In the interests of mentioning why I didn’t go with some others – Henley Offices were too expensive for the size I wanted as were Cotsmill & Booth’s – and so I believe were Oazis (but checking their website again I can’t remember exactly why, probably VAT on top of their prices but there was something that ruled them out). Smart Garden offices were in the price range but were designed off classic British design – and unfortunately the classic design was 1960s prefab so they look really ugly to my mind, especially in comparison to the designs of other places.

So we were left with O-pod, who’d built the very nice one for the previous owner and therefore were the front runner. I liked their design best too, the Space Pod, but it makes things harder when a company takes at least two weeks to answer any emails and in the end I gave up chasing them. I think they finally got me a quote once I’d gone with one of the others but when they were going to be able to do the work was anyone’s guess. Sanctum weren’t great at responding, but they did get things to me in time and while the price was comparable in the end – factoring other costs such as the base etc – they could install for a few months and I was hoping to get the office in before the puppy arrived as I didn’t want her upstairs where there was carpet for the first couple of months.

Which left me one, Warwick buildings. No. 3 on my shortlist, but they could install relatively quickly. The base I’d been left turned out to be insufficient for anyone so I got a local builder to concrete it, one of several added costs which put the whole project to more like £8k.

Being a bear of very little brain, especially when I’m more focused on other things, I hadn’t fully thought about the details of the electrics side. I had a cable running to the office but hadn’t realised I’d need an electrician to physically install the plugs, and lights, and light switch, and junction box – thinking it was only needed to hook up the cable to said junction box. On top of that cost, I should have factored in the cost of getting proper flooring in, something many companies do as included along with the plugs, but it’s another couple of hundred to get a local firm in to install laminate flooring. As I type there’s a nice man contending with Ripley trying to eat his shoelaces while he does just that.

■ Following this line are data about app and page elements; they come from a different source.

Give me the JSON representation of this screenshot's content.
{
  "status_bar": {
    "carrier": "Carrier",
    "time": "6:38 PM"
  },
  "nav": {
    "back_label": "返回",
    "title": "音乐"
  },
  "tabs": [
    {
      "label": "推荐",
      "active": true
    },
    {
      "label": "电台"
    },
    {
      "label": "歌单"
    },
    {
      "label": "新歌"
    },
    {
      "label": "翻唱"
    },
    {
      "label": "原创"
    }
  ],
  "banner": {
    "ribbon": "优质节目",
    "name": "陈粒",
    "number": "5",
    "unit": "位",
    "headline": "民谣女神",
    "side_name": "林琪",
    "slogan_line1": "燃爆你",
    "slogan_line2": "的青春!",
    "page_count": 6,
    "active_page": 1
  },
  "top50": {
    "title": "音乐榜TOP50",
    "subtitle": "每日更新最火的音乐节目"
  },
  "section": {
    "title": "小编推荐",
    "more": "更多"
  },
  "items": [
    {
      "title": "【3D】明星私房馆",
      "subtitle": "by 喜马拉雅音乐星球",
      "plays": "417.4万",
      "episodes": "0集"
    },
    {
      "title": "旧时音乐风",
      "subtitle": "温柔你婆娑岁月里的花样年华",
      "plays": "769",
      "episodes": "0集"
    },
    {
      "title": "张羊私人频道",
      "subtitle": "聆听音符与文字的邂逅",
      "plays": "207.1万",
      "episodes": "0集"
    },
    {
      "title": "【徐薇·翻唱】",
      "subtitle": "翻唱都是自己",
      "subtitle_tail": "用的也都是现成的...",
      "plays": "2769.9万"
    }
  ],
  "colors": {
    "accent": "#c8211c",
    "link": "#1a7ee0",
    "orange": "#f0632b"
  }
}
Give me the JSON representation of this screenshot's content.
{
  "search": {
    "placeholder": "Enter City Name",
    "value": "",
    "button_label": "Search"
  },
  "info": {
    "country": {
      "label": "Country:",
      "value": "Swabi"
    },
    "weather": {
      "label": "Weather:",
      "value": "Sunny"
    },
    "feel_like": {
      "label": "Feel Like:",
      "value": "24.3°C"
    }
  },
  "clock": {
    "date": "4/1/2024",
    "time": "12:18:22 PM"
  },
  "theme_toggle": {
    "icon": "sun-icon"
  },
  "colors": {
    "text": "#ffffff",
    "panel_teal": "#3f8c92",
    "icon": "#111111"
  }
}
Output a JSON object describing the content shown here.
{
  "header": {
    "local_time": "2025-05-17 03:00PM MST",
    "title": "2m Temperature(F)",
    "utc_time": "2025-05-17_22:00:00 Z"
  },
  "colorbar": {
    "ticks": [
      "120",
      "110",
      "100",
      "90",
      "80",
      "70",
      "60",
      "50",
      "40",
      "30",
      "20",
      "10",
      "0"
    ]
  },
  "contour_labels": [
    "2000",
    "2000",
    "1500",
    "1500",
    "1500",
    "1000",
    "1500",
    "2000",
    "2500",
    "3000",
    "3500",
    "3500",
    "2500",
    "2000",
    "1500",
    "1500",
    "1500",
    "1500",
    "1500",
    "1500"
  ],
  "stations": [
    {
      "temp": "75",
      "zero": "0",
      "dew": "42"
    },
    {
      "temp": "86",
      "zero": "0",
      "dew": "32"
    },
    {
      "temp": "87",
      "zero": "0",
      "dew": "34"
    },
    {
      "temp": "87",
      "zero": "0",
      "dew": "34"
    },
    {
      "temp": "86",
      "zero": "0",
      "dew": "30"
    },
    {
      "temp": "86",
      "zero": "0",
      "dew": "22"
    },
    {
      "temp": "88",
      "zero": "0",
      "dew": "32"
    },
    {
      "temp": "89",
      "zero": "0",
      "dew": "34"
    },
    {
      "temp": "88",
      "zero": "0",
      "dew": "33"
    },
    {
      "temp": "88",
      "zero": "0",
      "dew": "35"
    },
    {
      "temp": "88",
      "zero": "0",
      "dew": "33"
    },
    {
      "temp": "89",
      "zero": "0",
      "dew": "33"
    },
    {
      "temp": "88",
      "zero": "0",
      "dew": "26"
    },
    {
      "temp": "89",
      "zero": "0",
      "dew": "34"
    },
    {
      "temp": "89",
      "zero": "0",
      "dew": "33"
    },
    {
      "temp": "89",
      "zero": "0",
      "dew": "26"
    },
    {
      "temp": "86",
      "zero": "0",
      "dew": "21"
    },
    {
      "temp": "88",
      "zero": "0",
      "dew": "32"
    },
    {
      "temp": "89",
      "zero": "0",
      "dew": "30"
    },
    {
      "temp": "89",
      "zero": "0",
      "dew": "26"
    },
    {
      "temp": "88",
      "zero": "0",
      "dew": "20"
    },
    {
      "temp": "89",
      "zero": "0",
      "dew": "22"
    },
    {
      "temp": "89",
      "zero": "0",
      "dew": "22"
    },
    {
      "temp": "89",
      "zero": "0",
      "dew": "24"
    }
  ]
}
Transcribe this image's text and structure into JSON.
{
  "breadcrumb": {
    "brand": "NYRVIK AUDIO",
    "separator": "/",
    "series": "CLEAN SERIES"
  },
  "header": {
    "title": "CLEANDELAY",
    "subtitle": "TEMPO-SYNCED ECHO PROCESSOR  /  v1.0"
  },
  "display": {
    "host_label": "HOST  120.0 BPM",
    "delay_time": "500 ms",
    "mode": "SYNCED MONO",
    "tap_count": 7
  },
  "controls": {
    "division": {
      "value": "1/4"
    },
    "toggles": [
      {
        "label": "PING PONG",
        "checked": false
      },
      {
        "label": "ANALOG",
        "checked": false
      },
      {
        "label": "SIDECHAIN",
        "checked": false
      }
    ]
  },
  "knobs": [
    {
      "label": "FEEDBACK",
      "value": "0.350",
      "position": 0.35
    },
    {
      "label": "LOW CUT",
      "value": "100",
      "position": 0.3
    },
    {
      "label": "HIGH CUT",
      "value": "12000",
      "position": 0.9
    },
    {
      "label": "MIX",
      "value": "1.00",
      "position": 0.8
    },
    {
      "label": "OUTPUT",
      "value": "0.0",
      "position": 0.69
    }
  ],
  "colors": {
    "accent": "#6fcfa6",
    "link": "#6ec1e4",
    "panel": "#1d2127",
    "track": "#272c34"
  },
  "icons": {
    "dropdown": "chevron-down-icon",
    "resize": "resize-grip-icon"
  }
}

There were other issues with Warwick I hadn’t expected, the main one being money. I’d assumed all these companies wanted to be paid the same way, deposit down and then payment on completion, but apparently not. Warwick wanted a third on deposit, fair enough if everything being build to order, but the balance ten days BEFORE installation, with just 500 left over for completion. That threw me a bit and almost made me wait for Sanctum to do the work (something in hindsight I should have done but there’s the fun of hindsight) but after a few emails and calls with me pointing out it was highly unprofessional, non-standard and frankly an invitation to defraud me or do a shoddy job, they agreed the bulk could be paid after installation. Which was nice.

Installation itself was a far easier process. They came on time, did a good job and also, importantly to my mind, were nice guys willing to work hard. As a rule I find builders are either really good or a bunch of bad-tempered dicks so I was glad to find these guys came from the first category.

Another bad note however, was the mention in their after-care pack that I should really put another coat of wood protector on the office once they had finished, at least within three months of installation. Maybe this was mentioned earlier, but they were using treated wood and I don’t recall it, but that’s something for others to bear in mind and ask about before agreeing to anything. Now while this is probably just a couple of hours work, I don’t really see why their wood isn’t treated to stand up to the weather on principle.

So, that’s a quick run-down on getting the office, in case it’s any sort of guide for other people doing the same thing. We live and learn, but the potential frustration when you’re spending your remaining savings is such that learning in advance would have been preferable! Once it's all finally completed and I'm in there working I'll post a photo of the final result. Unfortunately, three weeks after installation and I'm yet to see said result.